Hotels in Dubai recorded a surge in occupancy rates in June, boosted by Eid staycations, a pick-up in regional travel and hoteliers cutting prices to attract guests over the summer season.
The average occupancy rate rose to 61.9 per cent in June, jumping 139 per cent compared to the same month in 2020, when the UAE closed its borders to curb the spread of Covid-19, according to hospitality data and analytics specialist STR. June's performance was also an increase from occupancy rates of 58.5 per cent in May and 59.4 per cent in April.
"The improvement in hotel occupancy rates in June probably reflects Dubai attracting increasing numbers of tourists from neighbouring countries prior to any additional restrictions this month, as well as staycations for Eid holidays," Shady Elborno, head of macro strategy at Emirates NBD Research, said in a report on the tourism sector, on Wednesday.
Dubai hotels' June revenue per available room (RevPar) – a key performance metric calculated by multiplying a hotel’s average daily room rate by its occupancy rate – declined by 17 per cent month-on-month as hotel operators cut prices to attract customers during the hot summer months, the report said. However, RevPAR was up by close to 250 per cent year-on-year after travel restrictions to the UAE were removed.
Restrictions imposed by other countries on their residents travelling to the UAE pose the biggest headwind to the recovery of the tourism sector, according to the travel sector outlook by Dubai’s biggest lender.
The continued travel restrictions on flights from India that were put in place on April 25, 2021, in response to the surge in coronavirus cases there, have had an impact on Dubai’s travel and hospitality sector as India is the biggest source market of international visitors to Dubai, Mr Elborno said in the report.

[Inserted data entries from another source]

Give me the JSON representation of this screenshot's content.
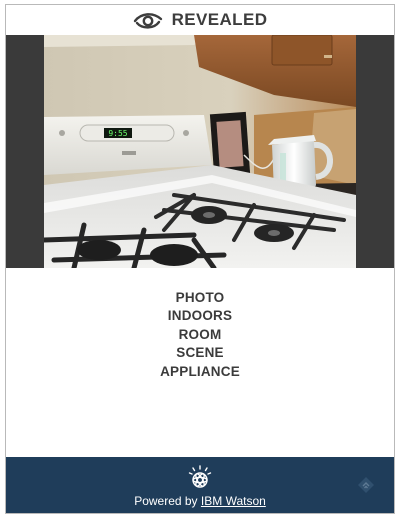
{
  "header": {
    "title": "REVEALED",
    "logo_icon": "eye-swirl-logo-icon"
  },
  "photo": {
    "subject": "kitchen gas stove with kettle",
    "clock_display": "9:55"
  },
  "tags": [
    "PHOTO",
    "INDOORS",
    "ROOM",
    "SCENE",
    "APPLIANCE"
  ],
  "footer": {
    "powered_prefix": "Powered by",
    "watson_link": "IBM Watson",
    "watson_icon": "ibm-watson-icon",
    "corner_icon": "feedly-icon",
    "background": "#1f3d5a"
  }
}
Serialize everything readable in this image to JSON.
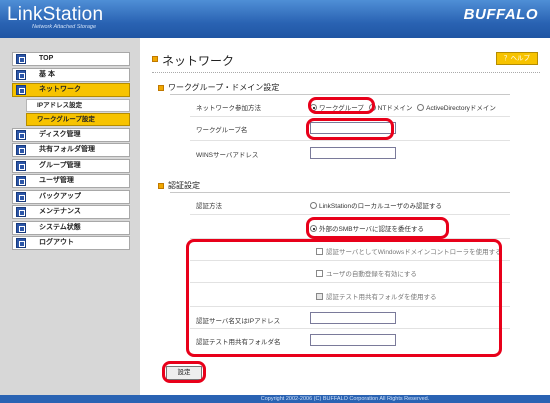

"The situation with travel restrictions from neighbouring and other countries continues to be very dynamic with dates often changing over short periods of time as both the UAE and other countries continually take decisions respective to their assessment of travel risk conditions," Mr Elborno said.
Before the pandemic, Gulf countries accounted for 18 per cent of Dubai’s international visitors. Saudi Arabia was the second largest source market after India.
"The relaxation of those restrictions, especially from Saudi Arabia, over May and June would have improved those dynamics; however, the situation remains in flux as new restrictions re-imposed by Saudi Arabia in July have shown," the report said.
While the UK's decision to keep the Emirates on its red list may deter British holidaymakers from travelling to Dubai, despite the UAE's high vaccination rates, the quarantine requirements in most EU countries for the country are easing, the report said.
Vaccinated UAE travellers are now able to travel to many EU destinations and EU citizens’ visits to the UAE are subject to fewer restrictions, it said.
"Dubai’s tourism sector is gradually heading to normalisation, as global travel gradually picks up, and the technicalities of vaccination and health passports become more streamlined," Mr Elborno said.
"However, this global travel situation remains dependent on the domestic coronavirus situation in many countries, as well as the speed with which vaccines are rolled out."
The International Monetary Fund maintained its global economic forecast at six per cent but downgraded its growth outlook for emerging market and developing economies due to the uneven access to vaccines and the emergence of Covid-19 variants that are hindering the shape of recovery.